His mother was thankful for the turnout. "We knew they were there for Jesse and us," she said. "Jesse touched a lot of lives, and it was humbling to see that on Saturday."

Some folks went in to see Jesse, who was having difficulty breathing.

At 6 p.m., his crawfish and shrimp boil, his celebration of life, ended, and everyone went home.

Less than two hours later, at 7:51 p.m., Jesse took his last breath.

"He was a fighter," Nita said. "He never whined. Whatever it took, he would do. He was very inspirational to a lot of people."

Maggie Graham, a Clayton Dabney Foundation board member, said the group's work is always done anonymously, but this was the first time a beneficiary had invited the group to attend a gathering.

"This is the first time any of us have seen anything like this in person," Ms. Graham said. "It says a lot about Jesse's spirit, and it has been a huge honor for us to be involved."

Jesse's mother remembered her middle child as a thinker, someone who would sit and listen quietly before sharing his opinions.

"We miss him very much, but I feel very blessed," she said.

- "Cancer victim's last wish: Party," Kirk Dooley, Special Contributor to The Dallas Morning News, 11:53 AM CDT on Tuesday, April 3, 2007 http://www.dallasnews.com/sharedcontent/dws/dn/latestnews/stories/040307dnmetlastwish.385659e.html
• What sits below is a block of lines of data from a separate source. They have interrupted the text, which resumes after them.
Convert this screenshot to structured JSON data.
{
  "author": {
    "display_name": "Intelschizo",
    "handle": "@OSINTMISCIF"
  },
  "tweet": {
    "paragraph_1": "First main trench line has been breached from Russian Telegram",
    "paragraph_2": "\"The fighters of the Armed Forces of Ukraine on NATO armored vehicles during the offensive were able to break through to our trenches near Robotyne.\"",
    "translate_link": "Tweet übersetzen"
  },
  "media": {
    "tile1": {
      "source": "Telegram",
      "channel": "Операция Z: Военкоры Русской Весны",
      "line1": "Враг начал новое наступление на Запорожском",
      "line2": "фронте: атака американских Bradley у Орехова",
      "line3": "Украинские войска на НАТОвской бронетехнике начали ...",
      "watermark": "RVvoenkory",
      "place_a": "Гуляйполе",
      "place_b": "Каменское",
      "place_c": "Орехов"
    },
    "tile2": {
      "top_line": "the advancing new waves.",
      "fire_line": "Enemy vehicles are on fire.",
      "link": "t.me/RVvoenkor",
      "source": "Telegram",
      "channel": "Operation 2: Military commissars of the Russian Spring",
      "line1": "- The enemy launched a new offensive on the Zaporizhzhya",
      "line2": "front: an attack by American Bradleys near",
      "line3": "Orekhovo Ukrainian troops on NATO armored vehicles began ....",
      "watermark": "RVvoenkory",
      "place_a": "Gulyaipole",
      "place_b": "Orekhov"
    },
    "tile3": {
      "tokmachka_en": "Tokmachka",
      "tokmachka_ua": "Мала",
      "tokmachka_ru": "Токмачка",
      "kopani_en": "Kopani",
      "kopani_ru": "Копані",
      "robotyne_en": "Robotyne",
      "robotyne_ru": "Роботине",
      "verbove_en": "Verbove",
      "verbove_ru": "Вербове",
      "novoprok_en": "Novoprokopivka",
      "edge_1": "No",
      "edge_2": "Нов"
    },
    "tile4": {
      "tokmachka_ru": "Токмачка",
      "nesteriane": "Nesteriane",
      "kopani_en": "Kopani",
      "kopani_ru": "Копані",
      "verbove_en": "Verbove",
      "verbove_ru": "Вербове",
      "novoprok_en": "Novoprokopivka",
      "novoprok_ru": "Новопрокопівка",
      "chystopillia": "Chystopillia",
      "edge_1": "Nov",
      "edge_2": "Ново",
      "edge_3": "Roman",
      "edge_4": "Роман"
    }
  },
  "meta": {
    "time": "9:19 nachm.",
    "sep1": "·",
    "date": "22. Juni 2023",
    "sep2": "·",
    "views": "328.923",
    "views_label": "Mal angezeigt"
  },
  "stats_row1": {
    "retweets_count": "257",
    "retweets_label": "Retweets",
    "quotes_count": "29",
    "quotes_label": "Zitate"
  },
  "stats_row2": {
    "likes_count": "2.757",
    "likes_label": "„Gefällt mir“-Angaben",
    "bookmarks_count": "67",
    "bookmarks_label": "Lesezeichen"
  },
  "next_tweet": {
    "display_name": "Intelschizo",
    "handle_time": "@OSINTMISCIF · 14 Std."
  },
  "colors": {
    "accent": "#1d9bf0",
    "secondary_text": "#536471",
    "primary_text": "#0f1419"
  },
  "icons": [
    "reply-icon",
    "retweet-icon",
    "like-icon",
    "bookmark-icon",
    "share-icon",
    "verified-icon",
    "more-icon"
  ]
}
Kirk Dooley is a University Park writer. He can be reached at kirk@texmexbook.com.